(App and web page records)

───

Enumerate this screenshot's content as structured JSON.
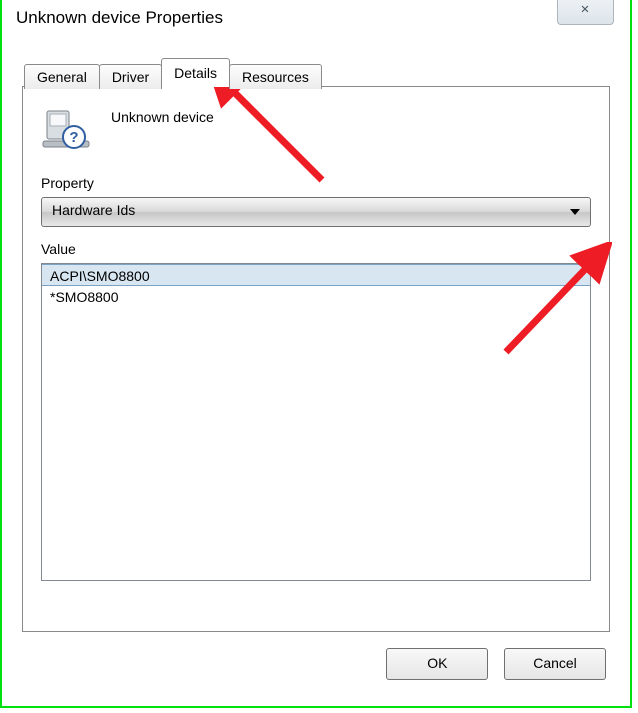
{
  "window": {
    "title": "Unknown device Properties",
    "close_glyph": "✕"
  },
  "tabs": {
    "t0": "General",
    "t1": "Driver",
    "t2": "Details",
    "t3": "Resources"
  },
  "device": {
    "name": "Unknown device"
  },
  "property": {
    "label": "Property",
    "selected": "Hardware Ids"
  },
  "value": {
    "label": "Value",
    "rows": {
      "r0": "ACPI\\SMO8800",
      "r1": "*SMO8800"
    }
  },
  "buttons": {
    "ok": "OK",
    "cancel": "Cancel"
  }
}
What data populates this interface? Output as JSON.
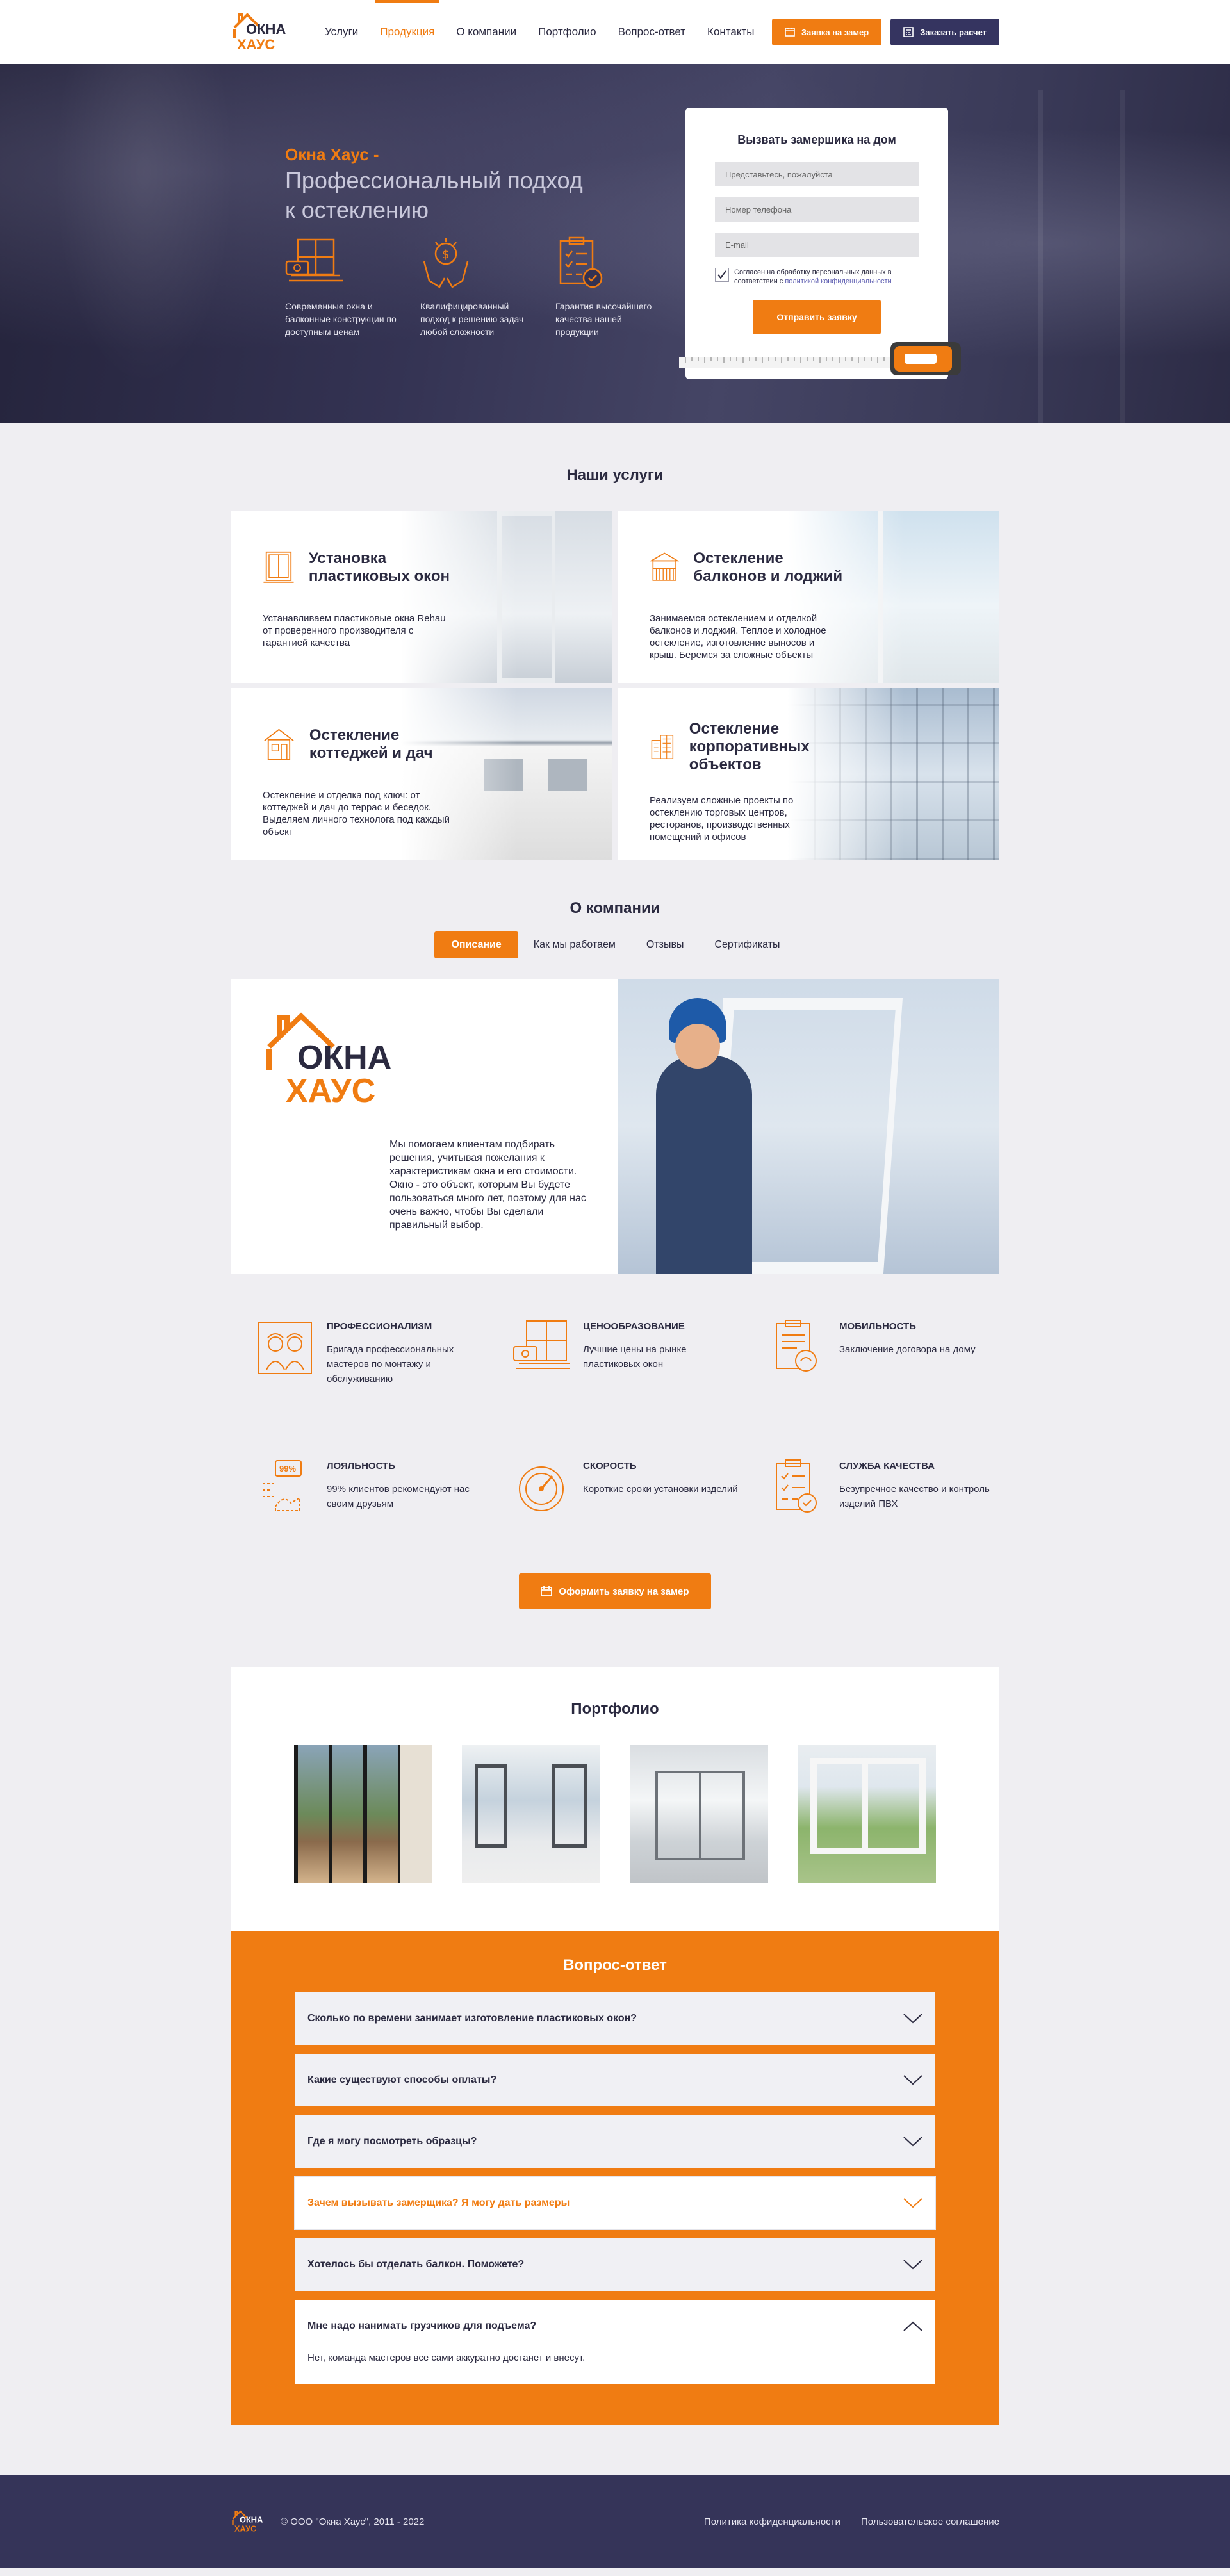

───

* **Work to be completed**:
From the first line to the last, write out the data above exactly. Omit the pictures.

* **Solution for this task**:
Enumerate this screenshot's content as structured JSON.
{
  "window": {
    "title": "Unknown device Properties",
    "close_glyph": "✕"
  },
  "tabs": {
    "t0": "General",
    "t1": "Driver",
    "t2": "Details",
    "t3": "Resources"
  },
  "device": {
    "name": "Unknown device"
  },
  "property": {
    "label": "Property",
    "selected": "Hardware Ids"
  },
  "value": {
    "label": "Value",
    "rows": {
      "r0": "ACPI\\SMO8800",
      "r1": "*SMO8800"
    }
  },
  "buttons": {
    "ok": "OK",
    "cancel": "Cancel"
  }
}
What data populates this interface? Output as JSON.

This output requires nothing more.